### DATA SHOWN:
#####
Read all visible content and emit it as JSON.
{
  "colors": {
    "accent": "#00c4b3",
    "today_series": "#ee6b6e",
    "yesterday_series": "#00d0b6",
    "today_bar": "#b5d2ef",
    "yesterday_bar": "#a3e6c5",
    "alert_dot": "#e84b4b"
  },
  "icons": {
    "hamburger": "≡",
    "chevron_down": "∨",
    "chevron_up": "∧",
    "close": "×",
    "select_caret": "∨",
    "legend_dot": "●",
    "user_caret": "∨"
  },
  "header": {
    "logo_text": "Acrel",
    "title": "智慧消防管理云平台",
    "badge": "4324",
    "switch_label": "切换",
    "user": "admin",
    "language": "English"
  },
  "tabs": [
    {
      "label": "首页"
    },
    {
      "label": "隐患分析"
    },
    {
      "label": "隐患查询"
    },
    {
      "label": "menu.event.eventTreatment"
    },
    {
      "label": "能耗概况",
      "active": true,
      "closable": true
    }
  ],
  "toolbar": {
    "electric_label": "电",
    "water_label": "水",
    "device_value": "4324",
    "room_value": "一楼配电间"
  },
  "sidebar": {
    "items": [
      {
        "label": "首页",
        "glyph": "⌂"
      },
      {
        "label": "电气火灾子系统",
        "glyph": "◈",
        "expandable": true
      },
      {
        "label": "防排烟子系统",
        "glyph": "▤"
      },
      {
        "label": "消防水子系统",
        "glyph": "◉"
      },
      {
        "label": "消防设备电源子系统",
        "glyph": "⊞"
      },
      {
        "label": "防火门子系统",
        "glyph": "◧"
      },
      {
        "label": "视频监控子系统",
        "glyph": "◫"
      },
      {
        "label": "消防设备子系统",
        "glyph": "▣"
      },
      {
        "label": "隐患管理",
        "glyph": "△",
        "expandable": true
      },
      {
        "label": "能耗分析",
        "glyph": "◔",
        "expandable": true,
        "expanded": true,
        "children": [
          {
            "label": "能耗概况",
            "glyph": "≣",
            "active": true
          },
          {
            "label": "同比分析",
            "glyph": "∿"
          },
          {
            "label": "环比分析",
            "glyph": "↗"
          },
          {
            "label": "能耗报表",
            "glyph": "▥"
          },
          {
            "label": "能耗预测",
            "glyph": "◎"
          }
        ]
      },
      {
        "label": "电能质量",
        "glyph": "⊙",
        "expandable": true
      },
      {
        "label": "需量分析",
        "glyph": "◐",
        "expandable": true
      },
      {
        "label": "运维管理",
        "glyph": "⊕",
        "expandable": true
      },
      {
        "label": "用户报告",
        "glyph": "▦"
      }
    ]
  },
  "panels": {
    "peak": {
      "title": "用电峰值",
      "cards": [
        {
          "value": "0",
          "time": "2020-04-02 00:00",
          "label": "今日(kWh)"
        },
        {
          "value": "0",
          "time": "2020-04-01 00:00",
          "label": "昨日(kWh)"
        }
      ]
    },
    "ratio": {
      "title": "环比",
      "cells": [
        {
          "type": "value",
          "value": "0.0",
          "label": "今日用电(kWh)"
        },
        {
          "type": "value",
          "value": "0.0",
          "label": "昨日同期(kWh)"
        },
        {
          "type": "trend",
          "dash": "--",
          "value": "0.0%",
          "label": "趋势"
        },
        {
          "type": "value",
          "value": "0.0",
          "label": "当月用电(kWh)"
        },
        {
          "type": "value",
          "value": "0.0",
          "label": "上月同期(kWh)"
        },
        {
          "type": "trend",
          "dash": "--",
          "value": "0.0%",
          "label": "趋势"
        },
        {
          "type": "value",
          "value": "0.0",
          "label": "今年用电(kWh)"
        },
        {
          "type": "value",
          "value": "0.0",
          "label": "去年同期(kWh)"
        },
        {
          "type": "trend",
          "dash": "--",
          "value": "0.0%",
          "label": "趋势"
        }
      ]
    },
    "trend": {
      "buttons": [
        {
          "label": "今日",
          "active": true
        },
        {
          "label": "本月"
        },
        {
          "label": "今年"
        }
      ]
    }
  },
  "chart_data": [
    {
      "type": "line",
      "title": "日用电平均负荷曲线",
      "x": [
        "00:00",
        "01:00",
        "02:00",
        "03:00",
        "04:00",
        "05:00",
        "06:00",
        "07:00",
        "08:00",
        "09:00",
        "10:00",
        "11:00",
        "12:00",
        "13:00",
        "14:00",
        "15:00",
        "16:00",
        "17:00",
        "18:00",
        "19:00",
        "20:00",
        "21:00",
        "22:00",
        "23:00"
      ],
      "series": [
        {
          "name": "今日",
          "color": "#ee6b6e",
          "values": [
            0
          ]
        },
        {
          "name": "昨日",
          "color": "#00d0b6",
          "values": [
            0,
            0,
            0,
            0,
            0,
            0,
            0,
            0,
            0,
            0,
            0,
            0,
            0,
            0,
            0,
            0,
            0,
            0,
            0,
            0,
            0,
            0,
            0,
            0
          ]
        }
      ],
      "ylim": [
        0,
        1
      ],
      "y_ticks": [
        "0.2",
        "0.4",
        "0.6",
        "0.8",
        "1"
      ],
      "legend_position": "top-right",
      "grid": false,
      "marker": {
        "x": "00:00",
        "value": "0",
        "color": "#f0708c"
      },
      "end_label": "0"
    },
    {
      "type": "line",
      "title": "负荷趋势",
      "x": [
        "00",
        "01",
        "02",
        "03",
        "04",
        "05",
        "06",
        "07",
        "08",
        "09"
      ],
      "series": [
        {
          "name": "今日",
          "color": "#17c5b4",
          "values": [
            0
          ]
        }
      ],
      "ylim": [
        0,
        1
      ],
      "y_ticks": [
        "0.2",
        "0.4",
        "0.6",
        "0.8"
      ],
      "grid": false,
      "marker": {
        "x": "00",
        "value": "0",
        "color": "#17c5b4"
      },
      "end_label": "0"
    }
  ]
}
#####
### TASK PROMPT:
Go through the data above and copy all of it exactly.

### ANSWER SPACE:
Read all visible content and emit it as JSON.
{
  "colors": {
    "accent": "#00c4b3",
    "today_series": "#ee6b6e",
    "yesterday_series": "#00d0b6",
    "today_bar": "#b5d2ef",
    "yesterday_bar": "#a3e6c5",
    "alert_dot": "#e84b4b"
  },
  "icons": {
    "hamburger": "≡",
    "chevron_down": "∨",
    "chevron_up": "∧",
    "close": "×",
    "select_caret": "∨",
    "legend_dot": "●",
    "user_caret": "∨"
  },
  "header": {
    "logo_text": "Acrel",
    "title": "智慧消防管理云平台",
    "badge": "4324",
    "switch_label": "切换",
    "user": "admin",
    "language": "English"
  },
  "tabs": [
    {
      "label": "首页"
    },
    {
      "label": "隐患分析"
    },
    {
      "label": "隐患查询"
    },
    {
      "label": "menu.event.eventTreatment"
    },
    {
      "label": "能耗概况",
      "active": true,
      "closable": true
    }
  ],
  "toolbar": {
    "electric_label": "电",
    "water_label": "水",
    "device_value": "4324",
    "room_value": "一楼配电间"
  },
  "sidebar": {
    "items": [
      {
        "label": "首页",
        "glyph": "⌂"
      },
      {
        "label": "电气火灾子系统",
        "glyph": "◈",
        "expandable": true
      },
      {
        "label": "防排烟子系统",
        "glyph": "▤"
      },
      {
        "label": "消防水子系统",
        "glyph": "◉"
      },
      {
        "label": "消防设备电源子系统",
        "glyph": "⊞"
      },
      {
        "label": "防火门子系统",
        "glyph": "◧"
      },
      {
        "label": "视频监控子系统",
        "glyph": "◫"
      },
      {
        "label": "消防设备子系统",
        "glyph": "▣"
      },
      {
        "label": "隐患管理",
        "glyph": "△",
        "expandable": true
      },
      {
        "label": "能耗分析",
        "glyph": "◔",
        "expandable": true,
        "expanded": true,
        "children": [
          {
            "label": "能耗概况",
            "glyph": "≣",
            "active": true
          },
          {
            "label": "同比分析",
            "glyph": "∿"
          },
          {
            "label": "环比分析",
            "glyph": "↗"
          },
          {
            "label": "能耗报表",
            "glyph": "▥"
          },
          {
            "label": "能耗预测",
            "glyph": "◎"
          }
        ]
      },
      {
        "label": "电能质量",
        "glyph": "⊙",
        "expandable": true
      },
      {
        "label": "需量分析",
        "glyph": "◐",
        "expandable": true
      },
      {
        "label": "运维管理",
        "glyph": "⊕",
        "expandable": true
      },
      {
        "label": "用户报告",
        "glyph": "▦"
      }
    ]
  },
  "panels": {
    "peak": {
      "title": "用电峰值",
      "cards": [
        {
          "value": "0",
          "time": "2020-04-02 00:00",
          "label": "今日(kWh)"
        },
        {
          "value": "0",
          "time": "2020-04-01 00:00",
          "label": "昨日(kWh)"
        }
      ]
    },
    "ratio": {
      "title": "环比",
      "cells": [
        {
          "type": "value",
          "value": "0.0",
          "label": "今日用电(kWh)"
        },
        {
          "type": "value",
          "value": "0.0",
          "label": "昨日同期(kWh)"
        },
        {
          "type": "trend",
          "dash": "--",
          "value": "0.0%",
          "label": "趋势"
        },
        {
          "type": "value",
          "value": "0.0",
          "label": "当月用电(kWh)"
        },
        {
          "type": "value",
          "value": "0.0",
          "label": "上月同期(kWh)"
        },
        {
          "type": "trend",
          "dash": "--",
          "value": "0.0%",
          "label": "趋势"
        },
        {
          "type": "value",
          "value": "0.0",
          "label": "今年用电(kWh)"
        },
        {
          "type": "value",
          "value": "0.0",
          "label": "去年同期(kWh)"
        },
        {
          "type": "trend",
          "dash": "--",
          "value": "0.0%",
          "label": "趋势"
        }
      ]
    },
    "trend": {
      "buttons": [
        {
          "label": "今日",
          "active": true
        },
        {
          "label": "本月"
        },
        {
          "label": "今年"
        }
      ]
    }
  },
  "chart_data": [
    {
      "type": "line",
      "title": "日用电平均负荷曲线",
      "x": [
        "00:00",
        "01:00",
        "02:00",
        "03:00",
        "04:00",
        "05:00",
        "06:00",
        "07:00",
        "08:00",
        "09:00",
        "10:00",
        "11:00",
        "12:00",
        "13:00",
        "14:00",
        "15:00",
        "16:00",
        "17:00",
        "18:00",
        "19:00",
        "20:00",
        "21:00",
        "22:00",
        "23:00"
      ],
      "series": [
        {
          "name": "今日",
          "color": "#ee6b6e",
          "values": [
            0
          ]
        },
        {
          "name": "昨日",
          "color": "#00d0b6",
          "values": [
            0,
            0,
            0,
            0,
            0,
            0,
            0,
            0,
            0,
            0,
            0,
            0,
            0,
            0,
            0,
            0,
            0,
            0,
            0,
            0,
            0,
            0,
            0,
            0
          ]
        }
      ],
      "ylim": [
        0,
        1
      ],
      "y_ticks": [
        "0.2",
        "0.4",
        "0.6",
        "0.8",
        "1"
      ],
      "legend_position": "top-right",
      "grid": false,
      "marker": {
        "x": "00:00",
        "value": "0",
        "color": "#f0708c"
      },
      "end_label": "0"
    },
    {
      "type": "line",
      "title": "负荷趋势",
      "x": [
        "00",
        "01",
        "02",
        "03",
        "04",
        "05",
        "06",
        "07",
        "08",
        "09"
      ],
      "series": [
        {
          "name": "今日",
          "color": "#17c5b4",
          "values": [
            0
          ]
        }
      ],
      "ylim": [
        0,
        1
      ],
      "y_ticks": [
        "0.2",
        "0.4",
        "0.6",
        "0.8"
      ],
      "grid": false,
      "marker": {
        "x": "00",
        "value": "0",
        "color": "#17c5b4"
      },
      "end_label": "0"
    }
  ]
}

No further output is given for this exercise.